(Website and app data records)
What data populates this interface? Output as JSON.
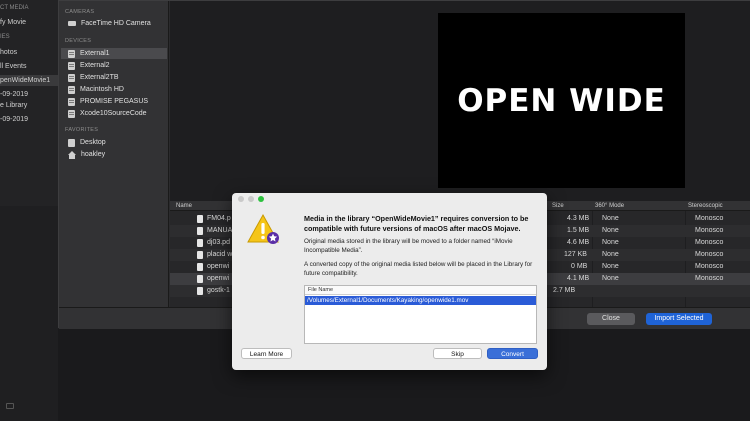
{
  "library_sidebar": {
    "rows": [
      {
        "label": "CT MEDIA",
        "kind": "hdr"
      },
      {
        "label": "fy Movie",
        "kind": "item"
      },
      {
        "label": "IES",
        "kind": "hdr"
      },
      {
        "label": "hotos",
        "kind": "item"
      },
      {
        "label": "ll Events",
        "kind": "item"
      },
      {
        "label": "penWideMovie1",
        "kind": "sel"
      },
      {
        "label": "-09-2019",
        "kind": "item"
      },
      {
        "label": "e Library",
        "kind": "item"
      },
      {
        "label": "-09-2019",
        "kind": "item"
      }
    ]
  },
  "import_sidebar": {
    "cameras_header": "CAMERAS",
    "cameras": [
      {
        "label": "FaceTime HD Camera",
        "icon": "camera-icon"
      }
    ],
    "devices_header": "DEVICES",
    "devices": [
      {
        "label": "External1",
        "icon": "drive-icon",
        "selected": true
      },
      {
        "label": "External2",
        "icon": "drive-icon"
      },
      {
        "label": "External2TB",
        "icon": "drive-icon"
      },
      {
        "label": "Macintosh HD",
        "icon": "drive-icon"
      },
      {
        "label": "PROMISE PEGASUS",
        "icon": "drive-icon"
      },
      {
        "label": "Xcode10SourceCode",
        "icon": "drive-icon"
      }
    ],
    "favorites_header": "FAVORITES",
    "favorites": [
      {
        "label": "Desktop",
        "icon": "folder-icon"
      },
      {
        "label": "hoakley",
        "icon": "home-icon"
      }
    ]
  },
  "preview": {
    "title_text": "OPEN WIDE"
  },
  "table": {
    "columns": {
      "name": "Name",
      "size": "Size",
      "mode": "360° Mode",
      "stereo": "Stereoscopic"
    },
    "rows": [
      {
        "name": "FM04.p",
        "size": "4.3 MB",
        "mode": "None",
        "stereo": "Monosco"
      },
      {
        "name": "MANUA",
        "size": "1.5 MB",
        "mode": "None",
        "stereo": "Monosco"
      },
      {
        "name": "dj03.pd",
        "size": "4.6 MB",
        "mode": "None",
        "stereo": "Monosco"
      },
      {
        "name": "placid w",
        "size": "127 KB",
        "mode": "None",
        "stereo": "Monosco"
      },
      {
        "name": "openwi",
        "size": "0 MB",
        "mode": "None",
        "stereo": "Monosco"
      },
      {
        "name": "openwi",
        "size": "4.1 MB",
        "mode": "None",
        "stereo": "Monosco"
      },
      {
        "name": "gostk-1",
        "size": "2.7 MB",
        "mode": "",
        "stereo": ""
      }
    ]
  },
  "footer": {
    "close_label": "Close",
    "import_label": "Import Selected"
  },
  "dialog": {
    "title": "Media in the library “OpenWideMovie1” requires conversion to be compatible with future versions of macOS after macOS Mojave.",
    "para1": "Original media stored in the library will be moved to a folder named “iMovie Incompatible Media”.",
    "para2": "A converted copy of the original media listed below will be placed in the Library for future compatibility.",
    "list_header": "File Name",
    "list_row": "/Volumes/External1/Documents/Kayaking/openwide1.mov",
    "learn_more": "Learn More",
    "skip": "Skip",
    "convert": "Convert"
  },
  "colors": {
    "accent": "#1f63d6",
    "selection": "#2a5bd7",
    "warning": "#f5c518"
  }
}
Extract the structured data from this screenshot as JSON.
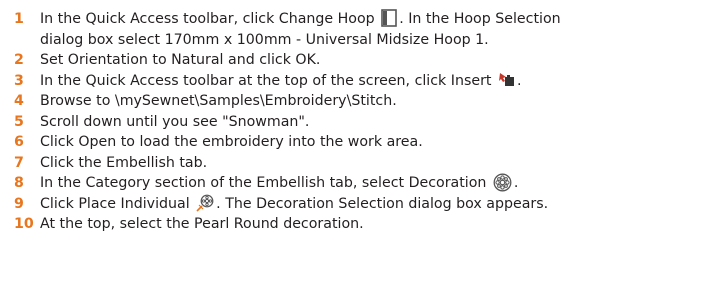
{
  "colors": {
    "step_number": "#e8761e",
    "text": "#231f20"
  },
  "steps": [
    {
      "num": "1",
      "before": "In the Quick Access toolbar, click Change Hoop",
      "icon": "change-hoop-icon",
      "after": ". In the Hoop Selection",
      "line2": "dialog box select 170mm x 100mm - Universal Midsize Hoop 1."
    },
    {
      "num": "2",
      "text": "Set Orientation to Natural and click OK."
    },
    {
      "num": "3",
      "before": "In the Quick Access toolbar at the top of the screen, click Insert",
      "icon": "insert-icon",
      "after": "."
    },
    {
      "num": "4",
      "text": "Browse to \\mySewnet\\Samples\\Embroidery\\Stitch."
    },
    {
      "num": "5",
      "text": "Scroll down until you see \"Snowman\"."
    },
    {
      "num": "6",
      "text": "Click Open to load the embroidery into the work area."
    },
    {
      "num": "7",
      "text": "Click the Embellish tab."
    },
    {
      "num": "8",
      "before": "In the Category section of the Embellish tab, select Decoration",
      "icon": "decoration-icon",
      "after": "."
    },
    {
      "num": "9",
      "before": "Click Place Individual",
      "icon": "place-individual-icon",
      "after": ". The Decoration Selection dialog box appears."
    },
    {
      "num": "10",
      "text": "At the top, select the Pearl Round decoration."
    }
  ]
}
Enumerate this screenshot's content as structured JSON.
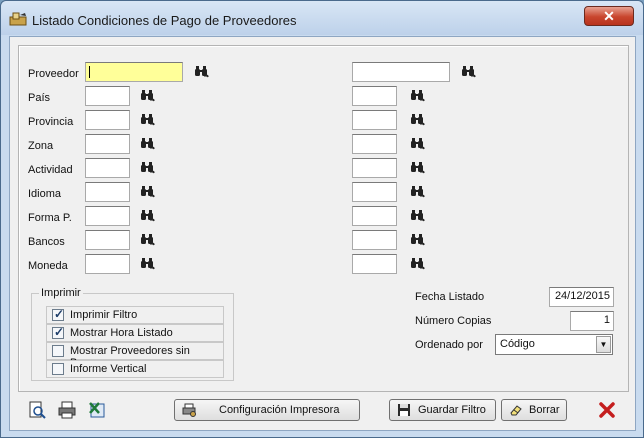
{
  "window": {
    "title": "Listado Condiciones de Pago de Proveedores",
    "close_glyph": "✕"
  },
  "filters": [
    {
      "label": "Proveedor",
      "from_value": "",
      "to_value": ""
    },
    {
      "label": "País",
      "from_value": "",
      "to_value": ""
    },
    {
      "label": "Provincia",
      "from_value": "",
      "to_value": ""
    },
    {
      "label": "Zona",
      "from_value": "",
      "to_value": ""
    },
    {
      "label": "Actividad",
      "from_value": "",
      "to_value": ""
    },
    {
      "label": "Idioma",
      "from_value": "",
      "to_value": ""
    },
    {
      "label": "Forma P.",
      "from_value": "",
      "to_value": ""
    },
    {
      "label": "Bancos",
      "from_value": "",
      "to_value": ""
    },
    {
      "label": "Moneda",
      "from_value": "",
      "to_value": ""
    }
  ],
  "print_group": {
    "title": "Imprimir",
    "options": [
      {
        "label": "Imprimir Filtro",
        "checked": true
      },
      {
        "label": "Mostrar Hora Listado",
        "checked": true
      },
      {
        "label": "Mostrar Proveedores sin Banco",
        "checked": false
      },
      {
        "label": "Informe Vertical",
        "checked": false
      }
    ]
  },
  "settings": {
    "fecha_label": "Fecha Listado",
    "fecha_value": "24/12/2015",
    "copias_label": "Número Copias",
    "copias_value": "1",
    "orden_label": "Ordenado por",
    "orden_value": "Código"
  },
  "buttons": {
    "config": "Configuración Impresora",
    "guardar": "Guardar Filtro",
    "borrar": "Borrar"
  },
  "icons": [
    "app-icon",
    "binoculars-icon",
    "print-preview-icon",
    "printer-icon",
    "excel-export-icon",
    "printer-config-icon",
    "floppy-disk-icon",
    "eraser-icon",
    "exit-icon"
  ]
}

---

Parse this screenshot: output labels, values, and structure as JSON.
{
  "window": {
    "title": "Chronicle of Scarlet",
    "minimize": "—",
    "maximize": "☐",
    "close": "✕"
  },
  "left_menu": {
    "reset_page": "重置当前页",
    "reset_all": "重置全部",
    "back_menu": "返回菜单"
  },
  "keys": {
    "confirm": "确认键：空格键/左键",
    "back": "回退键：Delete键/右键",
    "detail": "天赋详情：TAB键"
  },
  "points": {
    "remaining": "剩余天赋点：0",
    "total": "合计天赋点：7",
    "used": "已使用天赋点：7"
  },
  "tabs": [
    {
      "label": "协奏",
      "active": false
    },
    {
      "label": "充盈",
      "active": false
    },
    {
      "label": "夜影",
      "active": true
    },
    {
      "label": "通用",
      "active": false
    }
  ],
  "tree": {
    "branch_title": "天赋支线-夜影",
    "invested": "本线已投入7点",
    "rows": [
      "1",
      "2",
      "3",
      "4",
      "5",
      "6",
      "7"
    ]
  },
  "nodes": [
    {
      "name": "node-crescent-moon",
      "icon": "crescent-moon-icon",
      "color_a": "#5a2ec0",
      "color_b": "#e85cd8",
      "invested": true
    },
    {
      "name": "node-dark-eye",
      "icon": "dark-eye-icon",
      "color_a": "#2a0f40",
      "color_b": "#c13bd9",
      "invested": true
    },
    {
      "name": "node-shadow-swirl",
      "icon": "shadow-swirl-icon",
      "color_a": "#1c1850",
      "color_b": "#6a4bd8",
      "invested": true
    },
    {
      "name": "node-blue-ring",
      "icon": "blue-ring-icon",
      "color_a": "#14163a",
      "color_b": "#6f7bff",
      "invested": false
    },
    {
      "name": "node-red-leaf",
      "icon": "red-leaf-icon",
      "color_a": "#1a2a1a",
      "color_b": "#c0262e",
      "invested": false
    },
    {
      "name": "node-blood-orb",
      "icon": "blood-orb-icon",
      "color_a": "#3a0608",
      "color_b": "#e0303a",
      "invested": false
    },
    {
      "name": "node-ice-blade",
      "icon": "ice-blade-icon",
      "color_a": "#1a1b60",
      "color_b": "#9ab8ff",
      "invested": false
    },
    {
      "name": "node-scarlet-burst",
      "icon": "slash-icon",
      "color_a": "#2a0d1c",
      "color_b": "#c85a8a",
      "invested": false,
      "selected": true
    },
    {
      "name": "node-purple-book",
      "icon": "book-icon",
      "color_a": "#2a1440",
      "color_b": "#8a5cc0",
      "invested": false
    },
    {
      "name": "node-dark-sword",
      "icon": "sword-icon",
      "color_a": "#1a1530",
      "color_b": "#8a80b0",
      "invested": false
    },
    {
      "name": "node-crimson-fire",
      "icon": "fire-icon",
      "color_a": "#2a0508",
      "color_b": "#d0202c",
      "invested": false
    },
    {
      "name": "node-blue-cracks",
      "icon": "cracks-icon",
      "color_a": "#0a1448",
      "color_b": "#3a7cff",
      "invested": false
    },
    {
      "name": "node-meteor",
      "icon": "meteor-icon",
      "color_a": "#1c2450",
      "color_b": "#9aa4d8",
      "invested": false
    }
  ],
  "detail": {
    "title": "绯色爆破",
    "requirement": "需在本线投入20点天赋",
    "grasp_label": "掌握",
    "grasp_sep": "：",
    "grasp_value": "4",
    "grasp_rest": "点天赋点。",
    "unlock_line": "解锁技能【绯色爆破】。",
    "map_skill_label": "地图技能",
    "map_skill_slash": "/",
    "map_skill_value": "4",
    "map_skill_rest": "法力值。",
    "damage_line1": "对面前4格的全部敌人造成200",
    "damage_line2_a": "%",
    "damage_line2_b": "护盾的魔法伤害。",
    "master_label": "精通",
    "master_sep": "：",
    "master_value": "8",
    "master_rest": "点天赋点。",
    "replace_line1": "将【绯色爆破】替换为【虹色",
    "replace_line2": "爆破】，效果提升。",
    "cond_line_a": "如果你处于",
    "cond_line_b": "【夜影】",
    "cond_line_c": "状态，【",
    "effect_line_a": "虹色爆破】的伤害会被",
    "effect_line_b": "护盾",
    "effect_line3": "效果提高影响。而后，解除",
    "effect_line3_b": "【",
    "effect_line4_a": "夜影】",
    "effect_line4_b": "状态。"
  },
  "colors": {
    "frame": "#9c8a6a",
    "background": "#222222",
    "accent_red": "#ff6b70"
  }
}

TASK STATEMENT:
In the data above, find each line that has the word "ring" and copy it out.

SOLUTION FOR THIS PROBLEM:
      "name": "node-blue-ring",
      "icon": "blue-ring-icon",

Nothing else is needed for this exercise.